Don’t get too excited. This post is about why I, as a writer, am a sadomasochist.
When I was thinking about this topic, I first thought I’d write about how authors are sadists. To have a good story, you have to have conflict. You have to take your characters and put them through absolute hell. We do this because happy characters are boring characters and boring characters make for boring books (and bored readers).
If I’d let my vampire brothers have what they wanted, well, there wouldn’t be much of a story. So, I went to work, twisting the knife in deeper, taking away those they loved, replacing them with hardships and enemies that only made it worse. Suffering while in the arms of a lover is bearable but when you’re alone…
For example, Thierry already had it tough. A brutal father, a jealous twin brother, and a job in a slaughterhouse that he hates. But he could stand it because he had Etienne and their love. You can probably guess what happens next.
And so it goes. Page after page, heaping more and more onto these characters until they finally reach their reward (if they’re lucky enough to be in a genre that encourages happy endings).
“Sure,” you might think, “what else are you going to do as a writer?
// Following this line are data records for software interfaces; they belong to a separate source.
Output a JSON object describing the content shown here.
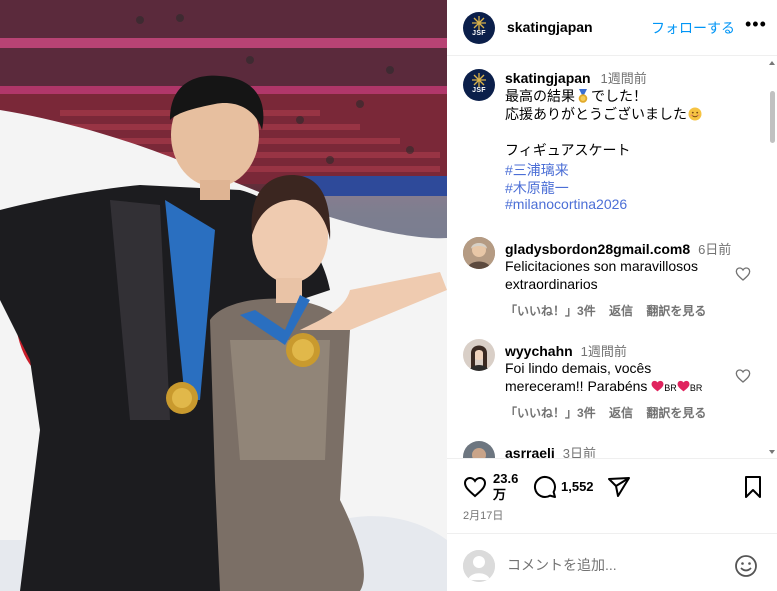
{
  "post": {
    "account": "skatingjapan",
    "account_logo_text": "JSF",
    "follow_label": "フォローする",
    "more_label": "•••"
  },
  "caption": {
    "username": "skatingjapan",
    "time": "1週間前",
    "line1_a": "最高の結果",
    "line1_b": "でした！",
    "line2": "応援ありがとうございました",
    "line3": "フィギュアスケート",
    "hashtags": [
      "#三浦璃来",
      "#木原龍一",
      "#milanocortina2026"
    ]
  },
  "comments": [
    {
      "username": "gladysbordon28gmail.com8",
      "time": "6日前",
      "text_line1": "Felicitaciones son maravillosos",
      "text_line2": "extraordinarios",
      "likes": "「いいね！」3件",
      "reply": "返信",
      "translate": "翻訳を見る"
    },
    {
      "username": "wyychahn",
      "time": "1週間前",
      "text_line1": "Foi lindo demais, vocês",
      "text_line2": "mereceram!! Parabéns",
      "br1": "BR",
      "br2": "BR",
      "likes": "「いいね！」3件",
      "reply": "返信",
      "translate": "翻訳を見る"
    },
    {
      "username": "asrraeli",
      "time": "3日前"
    }
  ],
  "actions": {
    "likes_count": "23.6万",
    "likes_count_line1": "23.6",
    "likes_count_line2": "万",
    "comments_count": "1,552",
    "date": "2月17日"
  },
  "comment_box": {
    "placeholder": "コメントを追加..."
  },
  "colors": {
    "accent": "#0095f6",
    "hashtag": "#4c6fd6",
    "like_red": "#e0245e",
    "logo_navy": "#0b1f4a"
  },
  "icons": [
    "heart-icon",
    "comment-icon",
    "share-icon",
    "bookmark-icon",
    "emoji-icon",
    "more-icon",
    "medal-icon"
  ]
}
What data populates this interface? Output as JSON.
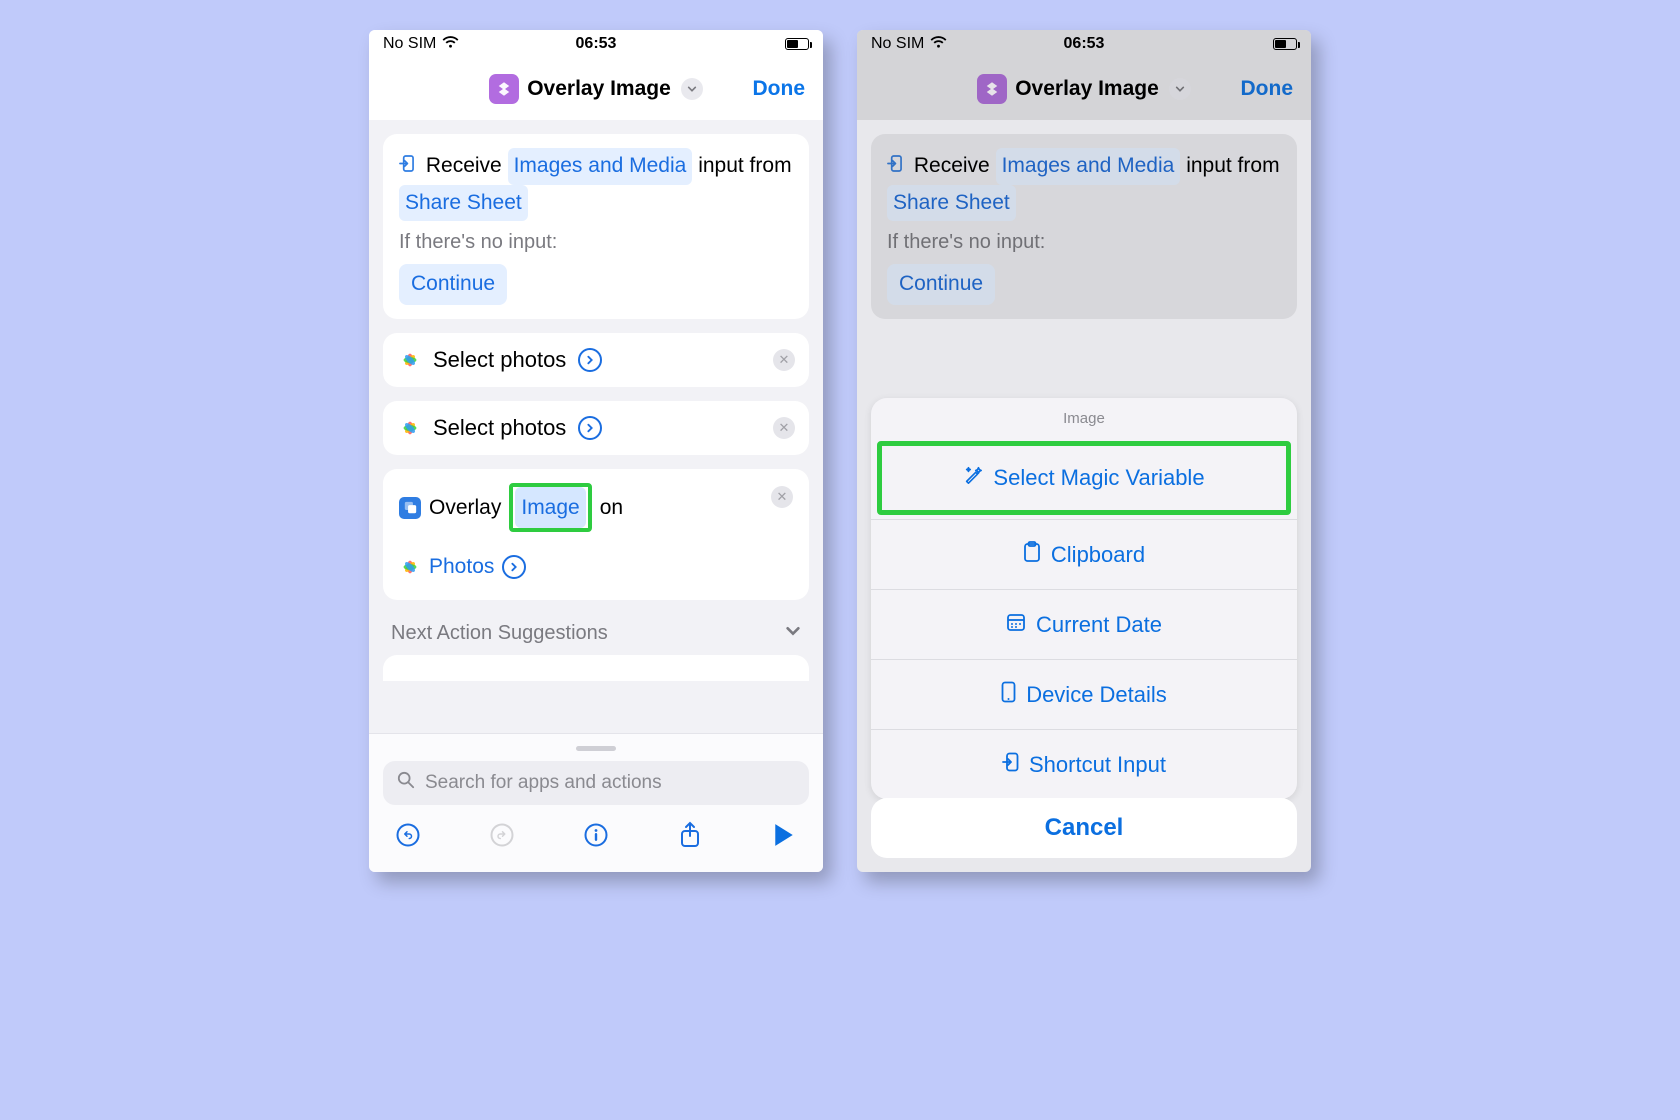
{
  "status": {
    "carrier": "No SIM",
    "time": "06:53"
  },
  "nav": {
    "title": "Overlay Image",
    "done": "Done"
  },
  "receive": {
    "receive": "Receive",
    "input_type": "Images and Media",
    "from_label": "input from",
    "source": "Share Sheet",
    "noinput": "If there's no input:",
    "fallback": "Continue"
  },
  "select": {
    "label": "Select photos"
  },
  "overlay": {
    "verb": "Overlay",
    "image_token": "Image",
    "on": "on",
    "target": "Photos"
  },
  "suggest": "Next Action Suggestions",
  "search_placeholder": "Search for apps and actions",
  "sheet": {
    "title": "Image",
    "magic": "Select Magic Variable",
    "clipboard": "Clipboard",
    "date": "Current Date",
    "device": "Device Details",
    "input": "Shortcut Input",
    "cancel": "Cancel"
  }
}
We get that you’re sick and want to see them suffer. Duh! Why do you think I bought the book?”
But this only covers part of the story. That’s the sadism part. What about the masochism?
You see, these characters aren’t just some separate entities. They’re part of me. So every time I cause them pain, I’m doing it to myself. And here’s the scary part: I like it.
The more pain I cause them and the more pain I cause myself, the more I’m happier about it. Because if I’m sad about it, there’s a good chance my readers will ache too. And that makes me glad. That brings me pleasure. The more I hurt myself, the more I hurt you, the happier I am…and hopefully, by extension, the happier you are with the story.
My soon-to-be-husband (I hate the word fiancé), while reading my book, complained that I was being mean to Thierry and Etienne and that they didn’t have to suffer so much. He seemed genuinely distressed by it (and also a little worried about my mental state).
Although I felt a twinge that I’d upset him, I couldn’t help but feel pleased that I had. It seems like sadomasochism suits me well.
From there, it’s just a short step to handcuffs and hot wax.
ABOUT BECKONING BLOOD
A gripping, blood‐drenched saga about twin brothers, the men they love, and the enduring truth that true love never dies – no matter how many times you kill it.
Thierry d’Arjou has but one escape from the daily misery of his work at a medieval abattoir – Etienne de Balthas. But keeping their love a secret triggers a bloody chain of events that condemns Thierry to a monstrous immortality. Thierry quickly learns that to survive his timeless exile, he must hide his sensitive heart from the man who both eases and ensures his loneliness...his twin brother.
Shaped by the fists of a brutal father, Olivier d’Arjou cares for only two things: his own pleasure and his twin. But their sadistic path through centuries is littered with old rivals and new foes, and Olivier must fight for what is rightfully his – Thierry, made immortal just for him.
Escape Publishing: http://www.escapepublishing.com.au/product/9780857991553
ABOUT THE AUTHOR: Daniel de Lorne
Daniel de Lorne writes mostly about the loves and trials of hot and sexy paranormal men – and creatures. He grew up in Perth, Western Australia, and developed a fascination for the mythical and magical early on. Daniel wrote stories from a young age but it was high school biology class he remembers fondly as providing an excellent cover for writing stories that were filled with teen angst and fantastical creatures. He now lives in Canada with his partner. It was while in this great northern frontier that Escape Publishing accepted his first book, Beckoning Blood, for publication.
For a free read, introducing you to the “heroes” of Daniel’s book, head to his website at www.danieldelorne.com/the-boys.